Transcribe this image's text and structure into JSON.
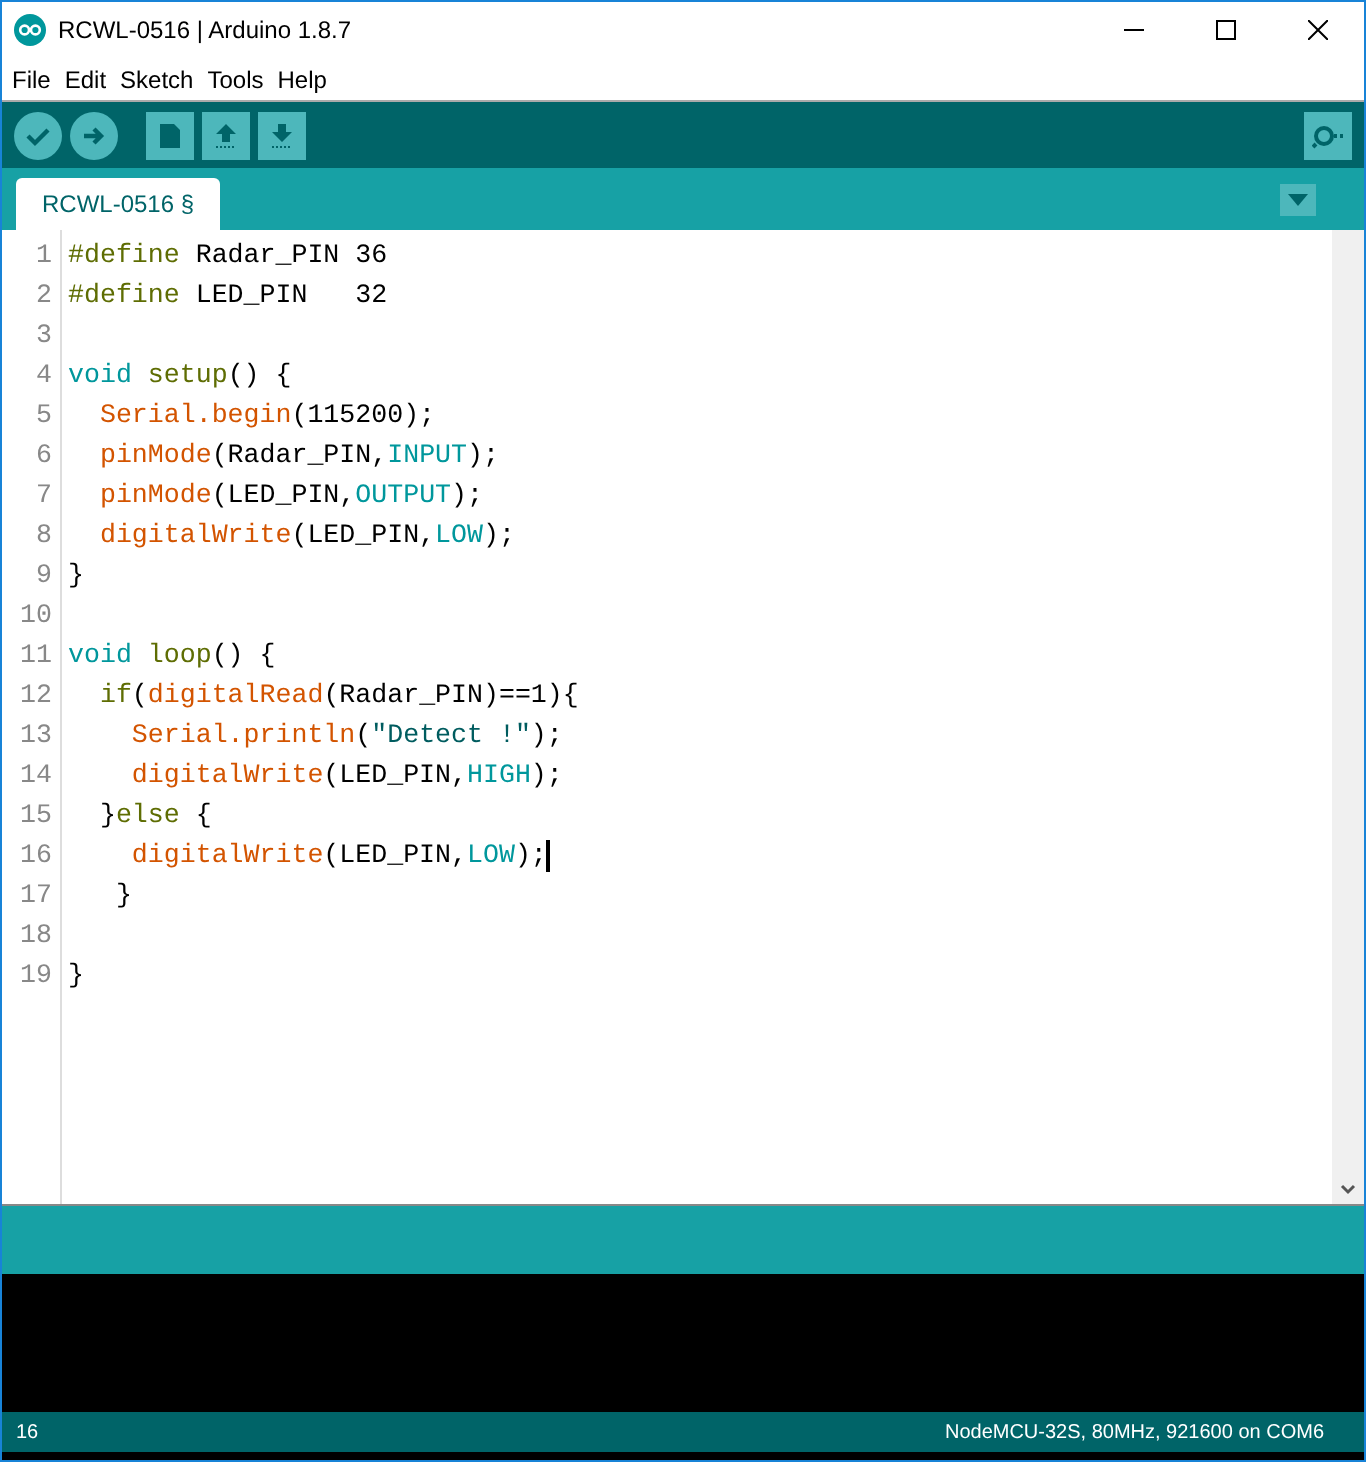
{
  "window": {
    "title": "RCWL-0516 | Arduino 1.8.7"
  },
  "menu": [
    "File",
    "Edit",
    "Sketch",
    "Tools",
    "Help"
  ],
  "tabs": [
    {
      "label": "RCWL-0516 §",
      "selected": true
    }
  ],
  "editor": {
    "lines": [
      {
        "number": "1",
        "cursor": false,
        "tokens": [
          {
            "kind": "keyword",
            "text": "#define"
          },
          {
            "kind": "plain",
            "text": " Radar_PIN 36"
          }
        ]
      },
      {
        "number": "2",
        "cursor": false,
        "tokens": [
          {
            "kind": "keyword",
            "text": "#define"
          },
          {
            "kind": "plain",
            "text": " LED_PIN   32"
          }
        ]
      },
      {
        "number": "3",
        "cursor": false
      },
      {
        "number": "4",
        "cursor": false,
        "tokens": [
          {
            "kind": "type",
            "text": "void "
          },
          {
            "kind": "keyword",
            "text": "setup"
          },
          {
            "kind": "plain",
            "text": "() {"
          }
        ]
      },
      {
        "number": "5",
        "cursor": false,
        "tokens": [
          {
            "kind": "function",
            "text": "  Serial.begin"
          },
          {
            "kind": "plain",
            "text": "(115200);"
          }
        ]
      },
      {
        "number": "6",
        "cursor": false,
        "tokens": [
          {
            "kind": "function",
            "text": "  pinMode"
          },
          {
            "kind": "plain",
            "text": "(Radar_PIN,"
          },
          {
            "kind": "constant",
            "text": "INPUT"
          },
          {
            "kind": "plain",
            "text": ");"
          }
        ]
      },
      {
        "number": "7",
        "cursor": false,
        "tokens": [
          {
            "kind": "function",
            "text": "  pinMode"
          },
          {
            "kind": "plain",
            "text": "(LED_PIN,"
          },
          {
            "kind": "constant",
            "text": "OUTPUT"
          },
          {
            "kind": "plain",
            "text": ");"
          }
        ]
      },
      {
        "number": "8",
        "cursor": false,
        "tokens": [
          {
            "kind": "function",
            "text": "  digitalWrite"
          },
          {
            "kind": "plain",
            "text": "(LED_PIN,"
          },
          {
            "kind": "constant",
            "text": "LOW"
          },
          {
            "kind": "plain",
            "text": ");"
          }
        ]
      },
      {
        "number": "9",
        "cursor": false,
        "tokens": [
          {
            "kind": "plain",
            "text": "}"
          }
        ]
      },
      {
        "number": "10",
        "cursor": false
      },
      {
        "number": "11",
        "cursor": false,
        "tokens": [
          {
            "kind": "type",
            "text": "void "
          },
          {
            "kind": "keyword",
            "text": "loop"
          },
          {
            "kind": "plain",
            "text": "() {"
          }
        ]
      },
      {
        "number": "12",
        "cursor": false,
        "tokens": [
          {
            "kind": "keyword",
            "text": "  if"
          },
          {
            "kind": "plain",
            "text": "("
          },
          {
            "kind": "function",
            "text": "digitalRead"
          },
          {
            "kind": "plain",
            "text": "(Radar_PIN)==1){"
          }
        ]
      },
      {
        "number": "13",
        "cursor": false,
        "tokens": [
          {
            "kind": "function",
            "text": "    Serial.println"
          },
          {
            "kind": "plain",
            "text": "("
          },
          {
            "kind": "string",
            "text": "\"Detect !\""
          },
          {
            "kind": "plain",
            "text": ");"
          }
        ]
      },
      {
        "number": "14",
        "cursor": false,
        "tokens": [
          {
            "kind": "function",
            "text": "    digitalWrite"
          },
          {
            "kind": "plain",
            "text": "(LED_PIN,"
          },
          {
            "kind": "constant",
            "text": "HIGH"
          },
          {
            "kind": "plain",
            "text": ");"
          }
        ]
      },
      {
        "number": "15",
        "cursor": false,
        "tokens": [
          {
            "kind": "plain",
            "text": "  }"
          },
          {
            "kind": "keyword",
            "text": "else"
          },
          {
            "kind": "plain",
            "text": " {"
          }
        ]
      },
      {
        "number": "16",
        "cursor": true,
        "tokens": [
          {
            "kind": "function",
            "text": "    digitalWrite"
          },
          {
            "kind": "plain",
            "text": "(LED_PIN,"
          },
          {
            "kind": "constant",
            "text": "LOW"
          },
          {
            "kind": "plain",
            "text": ");"
          }
        ]
      },
      {
        "number": "17",
        "cursor": false,
        "tokens": [
          {
            "kind": "plain",
            "text": "   }"
          }
        ]
      },
      {
        "number": "18",
        "cursor": false
      },
      {
        "number": "19",
        "cursor": false,
        "tokens": [
          {
            "kind": "plain",
            "text": "}"
          }
        ]
      }
    ]
  },
  "status_bar": {
    "line": "16",
    "board": "NodeMCU-32S, 80MHz, 921600 on COM6"
  }
}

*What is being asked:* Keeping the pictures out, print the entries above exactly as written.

*Answer to the problem:*
Transcribe this image's text and structure into JSON.
{
  "window": {
    "title": "RCWL-0516 | Arduino 1.8.7"
  },
  "menu": [
    "File",
    "Edit",
    "Sketch",
    "Tools",
    "Help"
  ],
  "tabs": [
    {
      "label": "RCWL-0516 §",
      "selected": true
    }
  ],
  "editor": {
    "lines": [
      {
        "number": "1",
        "cursor": false,
        "tokens": [
          {
            "kind": "keyword",
            "text": "#define"
          },
          {
            "kind": "plain",
            "text": " Radar_PIN 36"
          }
        ]
      },
      {
        "number": "2",
        "cursor": false,
        "tokens": [
          {
            "kind": "keyword",
            "text": "#define"
          },
          {
            "kind": "plain",
            "text": " LED_PIN   32"
          }
        ]
      },
      {
        "number": "3",
        "cursor": false
      },
      {
        "number": "4",
        "cursor": false,
        "tokens": [
          {
            "kind": "type",
            "text": "void "
          },
          {
            "kind": "keyword",
            "text": "setup"
          },
          {
            "kind": "plain",
            "text": "() {"
          }
        ]
      },
      {
        "number": "5",
        "cursor": false,
        "tokens": [
          {
            "kind": "function",
            "text": "  Serial.begin"
          },
          {
            "kind": "plain",
            "text": "(115200);"
          }
        ]
      },
      {
        "number": "6",
        "cursor": false,
        "tokens": [
          {
            "kind": "function",
            "text": "  pinMode"
          },
          {
            "kind": "plain",
            "text": "(Radar_PIN,"
          },
          {
            "kind": "constant",
            "text": "INPUT"
          },
          {
            "kind": "plain",
            "text": ");"
          }
        ]
      },
      {
        "number": "7",
        "cursor": false,
        "tokens": [
          {
            "kind": "function",
            "text": "  pinMode"
          },
          {
            "kind": "plain",
            "text": "(LED_PIN,"
          },
          {
            "kind": "constant",
            "text": "OUTPUT"
          },
          {
            "kind": "plain",
            "text": ");"
          }
        ]
      },
      {
        "number": "8",
        "cursor": false,
        "tokens": [
          {
            "kind": "function",
            "text": "  digitalWrite"
          },
          {
            "kind": "plain",
            "text": "(LED_PIN,"
          },
          {
            "kind": "constant",
            "text": "LOW"
          },
          {
            "kind": "plain",
            "text": ");"
          }
        ]
      },
      {
        "number": "9",
        "cursor": false,
        "tokens": [
          {
            "kind": "plain",
            "text": "}"
          }
        ]
      },
      {
        "number": "10",
        "cursor": false
      },
      {
        "number": "11",
        "cursor": false,
        "tokens": [
          {
            "kind": "type",
            "text": "void "
          },
          {
            "kind": "keyword",
            "text": "loop"
          },
          {
            "kind": "plain",
            "text": "() {"
          }
        ]
      },
      {
        "number": "12",
        "cursor": false,
        "tokens": [
          {
            "kind": "keyword",
            "text": "  if"
          },
          {
            "kind": "plain",
            "text": "("
          },
          {
            "kind": "function",
            "text": "digitalRead"
          },
          {
            "kind": "plain",
            "text": "(Radar_PIN)==1){"
          }
        ]
      },
      {
        "number": "13",
        "cursor": false,
        "tokens": [
          {
            "kind": "function",
            "text": "    Serial.println"
          },
          {
            "kind": "plain",
            "text": "("
          },
          {
            "kind": "string",
            "text": "\"Detect !\""
          },
          {
            "kind": "plain",
            "text": ");"
          }
        ]
      },
      {
        "number": "14",
        "cursor": false,
        "tokens": [
          {
            "kind": "function",
            "text": "    digitalWrite"
          },
          {
            "kind": "plain",
            "text": "(LED_PIN,"
          },
          {
            "kind": "constant",
            "text": "HIGH"
          },
          {
            "kind": "plain",
            "text": ");"
          }
        ]
      },
      {
        "number": "15",
        "cursor": false,
        "tokens": [
          {
            "kind": "plain",
            "text": "  }"
          },
          {
            "kind": "keyword",
            "text": "else"
          },
          {
            "kind": "plain",
            "text": " {"
          }
        ]
      },
      {
        "number": "16",
        "cursor": true,
        "tokens": [
          {
            "kind": "function",
            "text": "    digitalWrite"
          },
          {
            "kind": "plain",
            "text": "(LED_PIN,"
          },
          {
            "kind": "constant",
            "text": "LOW"
          },
          {
            "kind": "plain",
            "text": ");"
          }
        ]
      },
      {
        "number": "17",
        "cursor": false,
        "tokens": [
          {
            "kind": "plain",
            "text": "   }"
          }
        ]
      },
      {
        "number": "18",
        "cursor": false
      },
      {
        "number": "19",
        "cursor": false,
        "tokens": [
          {
            "kind": "plain",
            "text": "}"
          }
        ]
      }
    ]
  },
  "status_bar": {
    "line": "16",
    "board": "NodeMCU-32S, 80MHz, 921600 on COM6"
  }
}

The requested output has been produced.